The metaphor and the terminology of a “seedbox” is really nice as well.
Guess I will adopt that.

Thanks!

1 Like

@ipalindromi, this is brilliant and creative. I feel like I found another real gem in the Obsidian forums.

Also, the coffee illustration really explained the process and workflow and bought your concept together for me. Well done!

I have found times when I want or need evergreen notes. Times when a wiki approach would be better suited. There are times when I really want to use UID’s and a zettelkasten approach, and others when I prefer not to have UID’s. With so many choices, I often experience option paralysis, unsure how best to proceed.

Your seedbox ideas may have opened the possibility of somehow mixing these together in the same vault for me.

I love how you used what is already available and thought about it differently.

You can always tell when you come across a great idea when it just makes sense, and all the pieces fit together and appear to be obvious with a name that perfectly matches the concept.

Thank you for sharing. Please continue to share as you develop and expand your ideas or develop new ones.

I look forward to seeing more posts and comments from you.

Bravo!

6 Likes

For me, the value of this Community is really on display with this thread. I came on board with Obsidian a few months before the OP started this thread. Since then I’ve been building my understanding of “Whatever” (I really don’t like to be pigeonholed by the word Zettelkasten. I think Obsidian is SO much more). With the entries of @Wet and @Mike, the thread came to my attention. Thanks to all for their ideas.

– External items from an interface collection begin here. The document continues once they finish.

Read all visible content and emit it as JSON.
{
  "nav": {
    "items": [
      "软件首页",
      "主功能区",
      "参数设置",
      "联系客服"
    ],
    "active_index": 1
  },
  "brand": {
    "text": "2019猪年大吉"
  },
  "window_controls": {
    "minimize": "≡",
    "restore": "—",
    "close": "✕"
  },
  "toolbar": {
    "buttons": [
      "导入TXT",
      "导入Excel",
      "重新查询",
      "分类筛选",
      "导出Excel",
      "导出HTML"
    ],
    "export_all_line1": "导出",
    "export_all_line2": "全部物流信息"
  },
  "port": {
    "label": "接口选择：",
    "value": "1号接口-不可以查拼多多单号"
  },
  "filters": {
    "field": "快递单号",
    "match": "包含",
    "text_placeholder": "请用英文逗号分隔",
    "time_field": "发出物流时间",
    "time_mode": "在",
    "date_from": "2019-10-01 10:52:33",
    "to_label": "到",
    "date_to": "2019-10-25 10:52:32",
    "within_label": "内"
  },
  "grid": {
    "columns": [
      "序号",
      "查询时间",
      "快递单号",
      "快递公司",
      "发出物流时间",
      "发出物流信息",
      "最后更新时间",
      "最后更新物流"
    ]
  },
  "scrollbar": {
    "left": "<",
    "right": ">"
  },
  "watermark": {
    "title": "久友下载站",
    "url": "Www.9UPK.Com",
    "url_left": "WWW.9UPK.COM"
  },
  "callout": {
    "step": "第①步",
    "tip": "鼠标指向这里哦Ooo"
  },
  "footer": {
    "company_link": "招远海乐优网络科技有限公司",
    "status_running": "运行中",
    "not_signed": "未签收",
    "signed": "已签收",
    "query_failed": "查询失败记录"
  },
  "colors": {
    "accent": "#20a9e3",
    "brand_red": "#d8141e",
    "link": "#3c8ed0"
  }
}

I’ll be digesting this for a while.

6 Likes

I’m on the exact use case as you but Notion seems to be going in a completely different direction from what a good PKM system looks like.

Don’t you feel there is a lo of friction between capturing, reading, and then processing the note in Obsidian? That is where I’m most troubled because Notion doesn’t favor writing that much.

Notion is great for more static approaches to PKM (wikis, FAQ, etc…), but is slow compared to Obsidian, and backlinking is a pain in the ass. Unless a good workflow comes from both API’s I’m inclined to start favoring Obsidian, although my Notion system is much more robust.

1 Like

Yes, for the PKM use case Obsidian has definitely several major advantages.
I use Notion mainly as “Life Operating System”, essentially as task manager and for different databases. That’s where it really shines.
It also comes with the opportunity to automatically import highlights from articles, kindle books etc. via Readwise.

My workflow is usually structured like this:
I read a book and mark whole paragraphs which I find important or interesting.
These paragraphs are then automatically imported into my “Media” database in Notion.
I then further process the content inside of Notion by marking the text more precisely and writing the information down in my own words.
These writings are then transferred to Obsidian for further processing.

My main problem with Notion as PKM is that, as you already mentioned, it’s rather slow and the linking / backlinking is not comparable to Obsidian.
I don’t have an issue to use them side by side. Both have things they’re exceptionally good in, which the other one is missing. The single manual step to transfer the notes from Notion to Obsidian causes rather little friction and keeps the PKM quite clean, which I think is pretty important.
But yea, if you’re not looking for a Task / Project management tool, there’s really no point in considering Notion over Obsidian.

If you haven’t yet, check out August Bradley’s Youtube channel. It’s the best Notion content around.

Yeah, I’ve followed August for a long time. I implemented his system to a T, but it is very convoluted, just because Notion has no API yet. My measurements, health KPI’s, etc… come from my Withings scale, my Apple Watch, and so forth.

Having to manually input all of them, all the time is very tiring. The same happens with habit-tracking. TickTick for example is miles ahead in that area. I do not see why I have to keep maintaining a system that is sub-optimal and might get a revamp in the next couple of weeks. I have taken a break from Notion until the API is released.

The one thing that matters for LifeOS is having a process, which I already have. Let’s hope the API is released, as promised by Cristina Cordova last week.

1 Like